[App and web page records]
= Beginning of Section =
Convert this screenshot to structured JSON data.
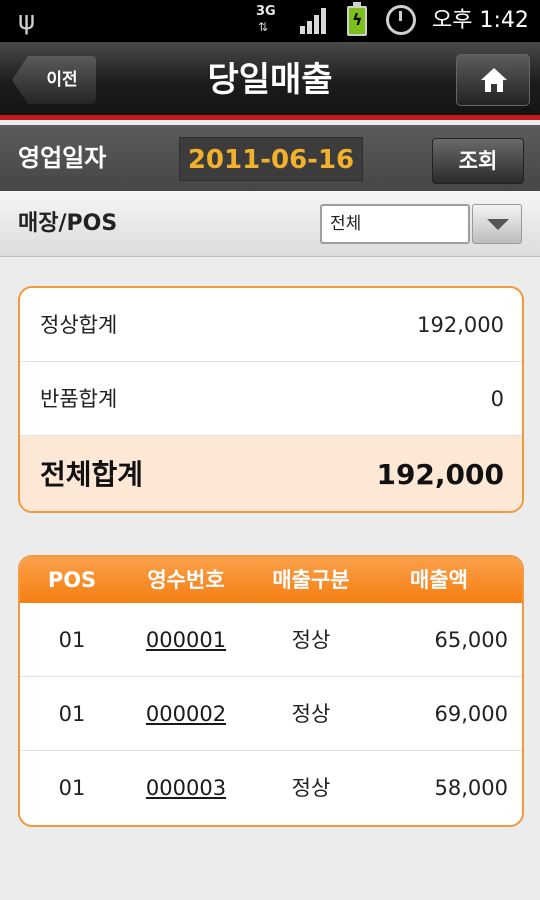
{
  "status_bar": {
    "network": "3G",
    "time": "오후 1:42"
  },
  "title_bar": {
    "back_label": "이전",
    "title": "당일매출",
    "home_icon": "home-icon"
  },
  "date_row": {
    "label": "영업일자",
    "value": "2011-06-16",
    "query_label": "조회"
  },
  "pos_row": {
    "label": "매장/POS",
    "selected": "전체"
  },
  "summary": {
    "normal_label": "정상합계",
    "normal_value": "192,000",
    "return_label": "반품합계",
    "return_value": "0",
    "total_label": "전체합계",
    "total_value": "192,000"
  },
  "table": {
    "headers": [
      "POS",
      "영수번호",
      "매출구분",
      "매출액"
    ],
    "rows": [
      {
        "pos": "01",
        "receipt": "000001",
        "type": "정상",
        "amount": "65,000"
      },
      {
        "pos": "01",
        "receipt": "000002",
        "type": "정상",
        "amount": "69,000"
      },
      {
        "pos": "01",
        "receipt": "000003",
        "type": "정상",
        "amount": "58,000"
      }
    ]
  },
  "colors": {
    "accent_orange": "#f47f13",
    "date_text": "#f1b12d",
    "title_bar_stripe": "#c8161d",
    "total_row_bg": "#fde8d6"
  }
}
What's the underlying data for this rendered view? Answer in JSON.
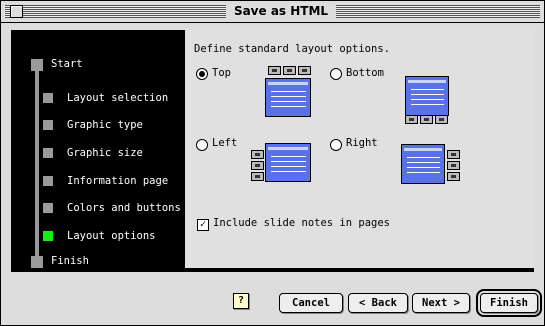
{
  "window": {
    "title": "Save as HTML"
  },
  "sidebar": {
    "start_label": "Start",
    "finish_label": "Finish",
    "steps": [
      {
        "label": "Layout selection",
        "active": false
      },
      {
        "label": "Graphic type",
        "active": false
      },
      {
        "label": "Graphic size",
        "active": false
      },
      {
        "label": "Information page",
        "active": false
      },
      {
        "label": "Colors and buttons",
        "active": false
      },
      {
        "label": "Layout options",
        "active": true
      }
    ]
  },
  "content": {
    "heading": "Define standard layout options.",
    "options": {
      "top": {
        "label": "Top",
        "selected": true
      },
      "bottom": {
        "label": "Bottom",
        "selected": false
      },
      "left": {
        "label": "Left",
        "selected": false
      },
      "right": {
        "label": "Right",
        "selected": false
      }
    },
    "include_notes": {
      "label": "Include slide notes in pages",
      "checked": true
    }
  },
  "footer": {
    "help_label": "?",
    "cancel_label": "Cancel",
    "back_label": "< Back",
    "next_label": "Next >",
    "finish_label": "Finish"
  },
  "colors": {
    "active_step": "#11ee11",
    "preview_blue": "#5a72e8"
  }
}
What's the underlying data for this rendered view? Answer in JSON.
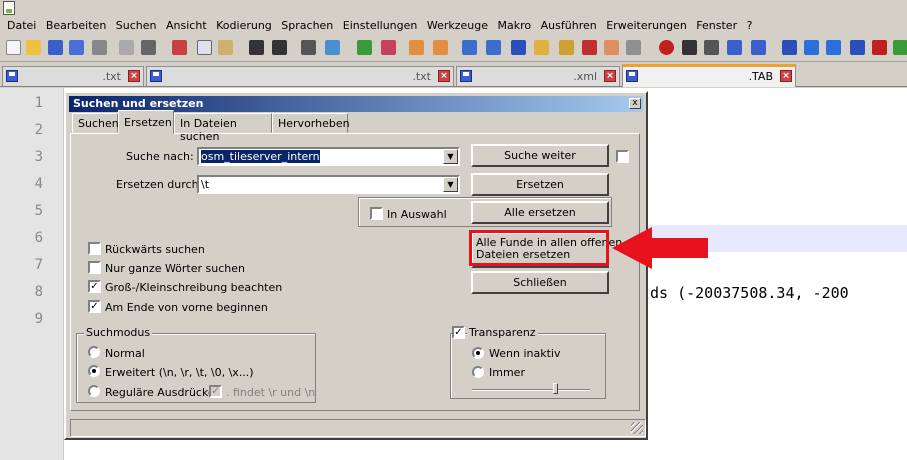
{
  "menu": [
    "Datei",
    "Bearbeiten",
    "Suchen",
    "Ansicht",
    "Kodierung",
    "Sprachen",
    "Einstellungen",
    "Werkzeuge",
    "Makro",
    "Ausführen",
    "Erweiterungen",
    "Fenster",
    "?"
  ],
  "tabs": [
    {
      "name": ".txt"
    },
    {
      "name": ".txt"
    },
    {
      "name": ".xml"
    },
    {
      "name": ".TAB"
    }
  ],
  "editor": {
    "line_numbers": [
      "1",
      "2",
      "3",
      "4",
      "5",
      "6",
      "7",
      "8",
      "9"
    ],
    "visible_text": "ds (-20037508.34, -200"
  },
  "dialog": {
    "title": "Suchen und ersetzen",
    "close": "x",
    "tabs": [
      "Suchen",
      "Ersetzen",
      "In Dateien suchen",
      "Hervorheben"
    ],
    "find_label": "Suche nach:",
    "find_value": "osm_tileserver_intern",
    "replace_label": "Ersetzen durch:",
    "replace_value": "\\t",
    "in_selection": "In Auswahl",
    "buttons": {
      "find_next": "Suche weiter",
      "replace": "Ersetzen",
      "replace_all": "Alle ersetzen",
      "replace_all_open_line1": "Alle Funde in allen offenen",
      "replace_all_open_line2": "Dateien ersetzen",
      "close": "Schließen"
    },
    "options": [
      {
        "label": "Rückwärts suchen",
        "checked": false
      },
      {
        "label": "Nur ganze Wörter suchen",
        "checked": false
      },
      {
        "label": "Groß-/Kleinschreibung beachten",
        "checked": true
      },
      {
        "label": "Am Ende von vorne beginnen",
        "checked": true
      }
    ],
    "search_mode": {
      "title": "Suchmodus",
      "normal": "Normal",
      "extended": "Erweitert (\\n, \\r, \\t, \\0, \\x...)",
      "regex": "Reguläre Ausdrücke",
      "dot_matches": ". findet \\r und \\n",
      "selected": "extended"
    },
    "transparency": {
      "title": "Transparenz",
      "checked": true,
      "on_inactive": "Wenn inaktiv",
      "always": "Immer",
      "selected": "on_inactive"
    }
  },
  "colors": {
    "highlight": "#e8121f",
    "title_bar": "#0a246a"
  }
}
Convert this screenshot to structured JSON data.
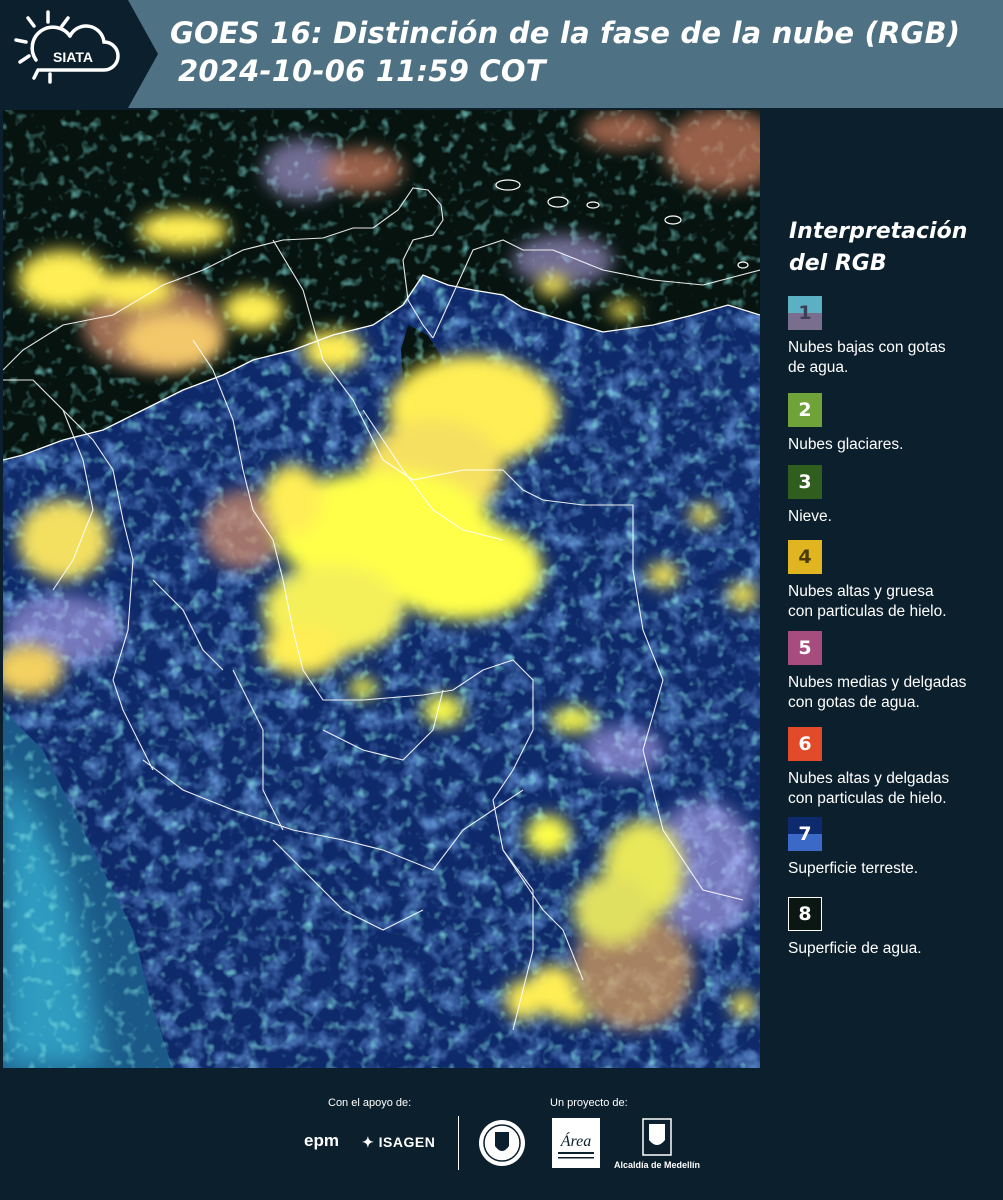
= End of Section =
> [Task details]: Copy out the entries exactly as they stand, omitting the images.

> [Result for this exercise]:
Convert this screenshot to structured JSON data.
{
  "status_bar": {
    "network": "3G",
    "time": "오후 1:42"
  },
  "title_bar": {
    "back_label": "이전",
    "title": "당일매출",
    "home_icon": "home-icon"
  },
  "date_row": {
    "label": "영업일자",
    "value": "2011-06-16",
    "query_label": "조회"
  },
  "pos_row": {
    "label": "매장/POS",
    "selected": "전체"
  },
  "summary": {
    "normal_label": "정상합계",
    "normal_value": "192,000",
    "return_label": "반품합계",
    "return_value": "0",
    "total_label": "전체합계",
    "total_value": "192,000"
  },
  "table": {
    "headers": [
      "POS",
      "영수번호",
      "매출구분",
      "매출액"
    ],
    "rows": [
      {
        "pos": "01",
        "receipt": "000001",
        "type": "정상",
        "amount": "65,000"
      },
      {
        "pos": "01",
        "receipt": "000002",
        "type": "정상",
        "amount": "69,000"
      },
      {
        "pos": "01",
        "receipt": "000003",
        "type": "정상",
        "amount": "58,000"
      }
    ]
  },
  "colors": {
    "accent_orange": "#f47f13",
    "date_text": "#f1b12d",
    "title_bar_stripe": "#c8161d",
    "total_row_bg": "#fde8d6"
  }
}
What's the underlying data for this rendered view? Answer in JSON.
{
  "window": {
    "title": "Save as HTML"
  },
  "sidebar": {
    "start_label": "Start",
    "finish_label": "Finish",
    "steps": [
      {
        "label": "Layout selection",
        "active": false
      },
      {
        "label": "Graphic type",
        "active": false
      },
      {
        "label": "Graphic size",
        "active": false
      },
      {
        "label": "Information page",
        "active": false
      },
      {
        "label": "Colors and buttons",
        "active": false
      },
      {
        "label": "Layout options",
        "active": true
      }
    ]
  },
  "content": {
    "heading": "Define standard layout options.",
    "options": {
      "top": {
        "label": "Top",
        "selected": true
      },
      "bottom": {
        "label": "Bottom",
        "selected": false
      },
      "left": {
        "label": "Left",
        "selected": false
      },
      "right": {
        "label": "Right",
        "selected": false
      }
    },
    "include_notes": {
      "label": "Include slide notes in pages",
      "checked": true
    }
  },
  "footer": {
    "help_label": "?",
    "cancel_label": "Cancel",
    "back_label": "< Back",
    "next_label": "Next >",
    "finish_label": "Finish"
  },
  "colors": {
    "active_step": "#11ee11",
    "preview_blue": "#5a72e8"
  }
}
What's the underlying data for this rendered view? Answer in JSON.
{
  "menu": [
    "Datei",
    "Bearbeiten",
    "Suchen",
    "Ansicht",
    "Kodierung",
    "Sprachen",
    "Einstellungen",
    "Werkzeuge",
    "Makro",
    "Ausführen",
    "Erweiterungen",
    "Fenster",
    "?"
  ],
  "tabs": [
    {
      "name": ".txt"
    },
    {
      "name": ".txt"
    },
    {
      "name": ".xml"
    },
    {
      "name": ".TAB"
    }
  ],
  "editor": {
    "line_numbers": [
      "1",
      "2",
      "3",
      "4",
      "5",
      "6",
      "7",
      "8",
      "9"
    ],
    "visible_text": "ds (-20037508.34, -200"
  },
  "dialog": {
    "title": "Suchen und ersetzen",
    "close": "x",
    "tabs": [
      "Suchen",
      "Ersetzen",
      "In Dateien suchen",
      "Hervorheben"
    ],
    "find_label": "Suche nach:",
    "find_value": "osm_tileserver_intern",
    "replace_label": "Ersetzen durch:",
    "replace_value": "\\t",
    "in_selection": "In Auswahl",
    "buttons": {
      "find_next": "Suche weiter",
      "replace": "Ersetzen",
      "replace_all": "Alle ersetzen",
      "replace_all_open_line1": "Alle Funde in allen offenen",
      "replace_all_open_line2": "Dateien ersetzen",
      "close": "Schließen"
    },
    "options": [
      {
        "label": "Rückwärts suchen",
        "checked": false
      },
      {
        "label": "Nur ganze Wörter suchen",
        "checked": false
      },
      {
        "label": "Groß-/Kleinschreibung beachten",
        "checked": true
      },
      {
        "label": "Am Ende von vorne beginnen",
        "checked": true
      }
    ],
    "search_mode": {
      "title": "Suchmodus",
      "normal": "Normal",
      "extended": "Erweitert (\\n, \\r, \\t, \\0, \\x...)",
      "regex": "Reguläre Ausdrücke",
      "dot_matches": ". findet \\r und \\n",
      "selected": "extended"
    },
    "transparency": {
      "title": "Transparenz",
      "checked": true,
      "on_inactive": "Wenn inaktiv",
      "always": "Immer",
      "selected": "on_inactive"
    }
  },
  "colors": {
    "highlight": "#e8121f",
    "title_bar": "#0a246a"
  }
}
Convert this screenshot to structured JSON data.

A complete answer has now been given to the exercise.